The company has started to combine its PC and printing divisions and recently confirmed it will begin eliminating 27,000 jobs in a cost-saving measure of as much as $3 billion to $3.5 billion by 2014. So clearly it is committed not only to being more efficient, but returning value to shareholders. What's more, HP will stand to benefit immensely by any success gained from another company I'm looking to add: Microsoft, which is due to release its Windows 8 operating system.

Windows 8 could add $8 to Microsoft's share price, reigniting the magic of the PC era. As it stands, it supports the idea that Intel and Microsoft have become significantly discounted to their long-term potential.

The two were joined at the hip at the height of the PC era. If not for Intel and its powerful processors, Windows would not have been the same dominant force.

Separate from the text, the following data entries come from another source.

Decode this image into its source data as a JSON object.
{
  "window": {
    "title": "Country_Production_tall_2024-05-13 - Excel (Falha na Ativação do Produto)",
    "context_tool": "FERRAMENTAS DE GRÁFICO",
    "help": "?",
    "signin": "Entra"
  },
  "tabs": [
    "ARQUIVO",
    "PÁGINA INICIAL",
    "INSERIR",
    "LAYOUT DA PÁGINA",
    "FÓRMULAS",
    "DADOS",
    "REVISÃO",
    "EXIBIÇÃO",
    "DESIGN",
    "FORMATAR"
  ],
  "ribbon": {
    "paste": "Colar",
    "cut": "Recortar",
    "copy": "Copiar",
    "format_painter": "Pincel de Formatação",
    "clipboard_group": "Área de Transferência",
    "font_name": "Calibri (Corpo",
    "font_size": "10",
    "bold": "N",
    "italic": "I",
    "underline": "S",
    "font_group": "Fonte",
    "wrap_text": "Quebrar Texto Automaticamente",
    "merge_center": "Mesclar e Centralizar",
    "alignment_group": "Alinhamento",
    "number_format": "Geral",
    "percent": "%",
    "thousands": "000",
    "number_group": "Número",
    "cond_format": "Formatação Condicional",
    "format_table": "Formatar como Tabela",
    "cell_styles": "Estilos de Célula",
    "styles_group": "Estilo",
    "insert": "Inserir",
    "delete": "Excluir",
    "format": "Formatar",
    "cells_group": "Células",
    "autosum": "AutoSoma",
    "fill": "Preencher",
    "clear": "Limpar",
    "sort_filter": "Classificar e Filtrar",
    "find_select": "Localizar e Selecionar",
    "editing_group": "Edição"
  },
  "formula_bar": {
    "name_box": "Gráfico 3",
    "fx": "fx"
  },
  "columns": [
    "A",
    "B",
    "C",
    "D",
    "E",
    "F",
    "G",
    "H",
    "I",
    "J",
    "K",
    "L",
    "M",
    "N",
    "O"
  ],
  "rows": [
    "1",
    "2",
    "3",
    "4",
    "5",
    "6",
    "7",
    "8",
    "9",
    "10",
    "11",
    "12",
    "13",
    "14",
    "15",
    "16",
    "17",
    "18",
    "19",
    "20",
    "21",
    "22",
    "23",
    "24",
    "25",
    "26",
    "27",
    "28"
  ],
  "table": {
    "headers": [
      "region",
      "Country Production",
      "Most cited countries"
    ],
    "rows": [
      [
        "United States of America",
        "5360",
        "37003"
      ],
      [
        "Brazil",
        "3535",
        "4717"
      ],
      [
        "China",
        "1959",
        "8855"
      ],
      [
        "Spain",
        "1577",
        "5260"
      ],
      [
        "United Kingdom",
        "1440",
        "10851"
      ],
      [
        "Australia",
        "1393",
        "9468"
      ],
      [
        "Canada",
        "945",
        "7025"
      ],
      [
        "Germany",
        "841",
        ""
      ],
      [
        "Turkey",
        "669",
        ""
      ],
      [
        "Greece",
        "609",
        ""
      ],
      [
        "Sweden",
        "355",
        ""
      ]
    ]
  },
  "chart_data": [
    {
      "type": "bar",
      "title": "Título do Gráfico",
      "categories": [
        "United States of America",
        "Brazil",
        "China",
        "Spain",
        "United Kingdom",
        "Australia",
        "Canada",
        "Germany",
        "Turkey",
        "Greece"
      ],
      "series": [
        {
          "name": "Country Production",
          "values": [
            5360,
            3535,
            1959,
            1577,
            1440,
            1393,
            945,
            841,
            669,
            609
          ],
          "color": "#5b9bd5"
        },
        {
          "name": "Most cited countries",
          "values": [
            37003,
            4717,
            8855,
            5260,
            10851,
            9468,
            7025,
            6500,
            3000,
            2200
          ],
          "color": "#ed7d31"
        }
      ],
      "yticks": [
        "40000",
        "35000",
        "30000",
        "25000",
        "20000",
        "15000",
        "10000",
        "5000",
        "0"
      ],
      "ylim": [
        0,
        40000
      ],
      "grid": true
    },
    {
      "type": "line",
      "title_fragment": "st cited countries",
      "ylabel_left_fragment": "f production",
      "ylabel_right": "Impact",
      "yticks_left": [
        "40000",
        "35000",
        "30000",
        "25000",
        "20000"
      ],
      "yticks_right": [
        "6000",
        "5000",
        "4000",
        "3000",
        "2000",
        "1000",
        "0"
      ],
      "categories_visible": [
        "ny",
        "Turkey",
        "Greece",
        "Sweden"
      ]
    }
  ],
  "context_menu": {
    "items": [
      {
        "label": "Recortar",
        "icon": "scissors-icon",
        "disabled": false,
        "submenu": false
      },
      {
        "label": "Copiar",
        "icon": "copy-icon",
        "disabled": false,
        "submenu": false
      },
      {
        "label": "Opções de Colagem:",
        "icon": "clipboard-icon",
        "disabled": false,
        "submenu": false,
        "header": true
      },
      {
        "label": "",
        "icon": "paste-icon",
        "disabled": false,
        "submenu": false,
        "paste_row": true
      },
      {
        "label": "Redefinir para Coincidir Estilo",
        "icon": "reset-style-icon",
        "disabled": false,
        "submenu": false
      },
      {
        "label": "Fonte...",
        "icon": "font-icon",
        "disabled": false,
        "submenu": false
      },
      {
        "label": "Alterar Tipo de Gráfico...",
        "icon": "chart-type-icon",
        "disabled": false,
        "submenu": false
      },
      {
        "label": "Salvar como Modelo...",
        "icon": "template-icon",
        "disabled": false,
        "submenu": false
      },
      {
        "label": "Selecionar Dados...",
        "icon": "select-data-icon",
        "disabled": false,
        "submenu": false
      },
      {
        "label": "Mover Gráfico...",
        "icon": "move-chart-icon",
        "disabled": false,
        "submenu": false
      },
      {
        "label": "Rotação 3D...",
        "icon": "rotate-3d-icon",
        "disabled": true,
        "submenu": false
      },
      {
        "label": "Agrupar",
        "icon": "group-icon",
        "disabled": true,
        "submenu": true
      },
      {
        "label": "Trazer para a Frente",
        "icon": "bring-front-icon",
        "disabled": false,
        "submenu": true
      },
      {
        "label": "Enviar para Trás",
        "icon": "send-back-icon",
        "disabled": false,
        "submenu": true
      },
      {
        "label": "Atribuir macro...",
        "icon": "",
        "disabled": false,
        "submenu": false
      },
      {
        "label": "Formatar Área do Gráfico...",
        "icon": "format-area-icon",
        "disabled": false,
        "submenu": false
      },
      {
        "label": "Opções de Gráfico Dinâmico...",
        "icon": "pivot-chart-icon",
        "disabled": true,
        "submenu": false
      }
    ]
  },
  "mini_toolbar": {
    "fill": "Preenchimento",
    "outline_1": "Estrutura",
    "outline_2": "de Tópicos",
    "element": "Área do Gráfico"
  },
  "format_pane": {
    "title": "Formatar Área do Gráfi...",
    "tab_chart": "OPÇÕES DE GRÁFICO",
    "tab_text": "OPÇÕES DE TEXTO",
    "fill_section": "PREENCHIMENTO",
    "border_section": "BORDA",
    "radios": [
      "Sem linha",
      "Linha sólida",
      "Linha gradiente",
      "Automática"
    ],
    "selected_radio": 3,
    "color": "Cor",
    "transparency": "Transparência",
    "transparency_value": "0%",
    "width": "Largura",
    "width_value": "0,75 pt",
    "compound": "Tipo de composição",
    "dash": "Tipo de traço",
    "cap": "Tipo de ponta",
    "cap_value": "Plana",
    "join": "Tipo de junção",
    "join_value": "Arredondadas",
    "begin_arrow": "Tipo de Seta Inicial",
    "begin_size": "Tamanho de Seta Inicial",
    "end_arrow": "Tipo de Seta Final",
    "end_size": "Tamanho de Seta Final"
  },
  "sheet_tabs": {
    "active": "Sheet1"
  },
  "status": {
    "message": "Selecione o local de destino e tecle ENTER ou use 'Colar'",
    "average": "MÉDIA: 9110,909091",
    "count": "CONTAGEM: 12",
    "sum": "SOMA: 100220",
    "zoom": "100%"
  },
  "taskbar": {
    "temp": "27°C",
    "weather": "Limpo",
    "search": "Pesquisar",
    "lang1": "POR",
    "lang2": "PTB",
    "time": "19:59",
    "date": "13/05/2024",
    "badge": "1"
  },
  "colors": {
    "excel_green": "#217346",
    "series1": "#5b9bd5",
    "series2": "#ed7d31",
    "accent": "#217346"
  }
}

But we are in a new era, one in which mobile devices rule, led by Apple ( AAPL) and Google ( GOOG). This has spurred the rise of Qualcomm, while Intel has been somewhat forgotten.

There is room for both.

As bullish as I am on Intel, Qualcomm presents value at current levels -- particularly having fallen 20% due to less-than-stellar earnings -- and continues to affirm why I think it has one of the best businesses operating in a fast-growing industry.

In its most recent conference call, it was clear management has a firm handle on what it needs to do to mitigate the supply chain issue scaring investors. I fully expect the concern to be resolved by at least the end of the third quarter.

There are myriad reasons why these companies get overlooked when discussing the best value plays on the market. Apple is trading well over $600 per share, with recent targets calling for $1,200, but many are quick to forget that five years ago the stock was just over $100 per share. Likewise, each of these companies has the potential to do something remarkable. All they need is a little more time.

Five years should be enough.

At the time of publication, the author was long AAPL and held no position in any of the stocks mentioned.

This article is commentary by an independent contributor, separate from TheStreet's regular news coverage.
Richard Saintvilus is a private investor with an information technology and engineering background and has been investing and trading for over 15 years. He employs conservative strategies in assessing equities and appraising value while minimizing downside risk. His decisions are based in part on management, growth prospects, return on equity and price-to-earnings as well as macroeconomic factors. He is an investor who seeks opportunities whether on the long or short side and believes in changing positions as information changes.